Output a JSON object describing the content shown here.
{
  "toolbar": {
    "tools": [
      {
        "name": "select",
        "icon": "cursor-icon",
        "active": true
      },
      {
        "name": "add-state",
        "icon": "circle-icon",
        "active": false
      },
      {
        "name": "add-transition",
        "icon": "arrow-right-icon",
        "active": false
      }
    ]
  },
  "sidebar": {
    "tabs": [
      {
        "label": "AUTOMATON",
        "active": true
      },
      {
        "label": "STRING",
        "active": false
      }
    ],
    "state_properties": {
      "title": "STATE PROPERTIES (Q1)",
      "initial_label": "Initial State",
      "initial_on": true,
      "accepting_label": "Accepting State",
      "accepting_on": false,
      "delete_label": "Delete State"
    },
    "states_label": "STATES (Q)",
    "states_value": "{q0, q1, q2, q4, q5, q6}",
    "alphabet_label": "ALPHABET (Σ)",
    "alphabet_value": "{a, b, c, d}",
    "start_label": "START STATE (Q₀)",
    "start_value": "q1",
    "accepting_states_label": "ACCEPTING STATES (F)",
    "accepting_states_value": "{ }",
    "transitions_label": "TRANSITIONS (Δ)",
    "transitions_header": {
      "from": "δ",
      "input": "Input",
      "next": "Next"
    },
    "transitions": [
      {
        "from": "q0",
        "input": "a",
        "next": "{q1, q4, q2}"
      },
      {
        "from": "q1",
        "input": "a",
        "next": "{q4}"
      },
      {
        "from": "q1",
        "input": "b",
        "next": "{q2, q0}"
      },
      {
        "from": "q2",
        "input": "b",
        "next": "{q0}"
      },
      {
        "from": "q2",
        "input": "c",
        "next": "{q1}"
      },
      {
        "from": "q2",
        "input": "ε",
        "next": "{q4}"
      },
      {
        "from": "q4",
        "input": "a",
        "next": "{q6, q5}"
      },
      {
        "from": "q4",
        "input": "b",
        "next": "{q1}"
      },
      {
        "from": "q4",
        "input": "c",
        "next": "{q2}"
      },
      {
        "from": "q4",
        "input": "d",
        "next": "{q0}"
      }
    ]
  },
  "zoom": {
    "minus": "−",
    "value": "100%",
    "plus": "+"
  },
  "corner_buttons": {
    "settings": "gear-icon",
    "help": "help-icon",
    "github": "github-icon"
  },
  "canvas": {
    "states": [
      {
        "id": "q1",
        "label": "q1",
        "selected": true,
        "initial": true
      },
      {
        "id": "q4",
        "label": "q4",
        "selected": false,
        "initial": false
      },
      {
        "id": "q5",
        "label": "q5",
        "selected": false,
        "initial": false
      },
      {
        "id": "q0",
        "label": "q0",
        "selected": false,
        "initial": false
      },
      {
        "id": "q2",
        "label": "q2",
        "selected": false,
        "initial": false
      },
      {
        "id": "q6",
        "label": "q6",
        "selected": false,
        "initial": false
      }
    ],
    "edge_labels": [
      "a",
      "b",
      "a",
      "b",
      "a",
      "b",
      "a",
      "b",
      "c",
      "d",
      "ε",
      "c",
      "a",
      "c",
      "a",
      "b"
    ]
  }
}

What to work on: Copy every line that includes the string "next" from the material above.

Finished task:
      "next": "Next"
        "next": "{q1, q4, q2}"
        "next": "{q4}"
        "next": "{q2, q0}"
        "next": "{q0}"
        "next": "{q1}"
        "next": "{q4}"
        "next": "{q6, q5}"
        "next": "{q1}"
        "next": "{q2}"
        "next": "{q0}"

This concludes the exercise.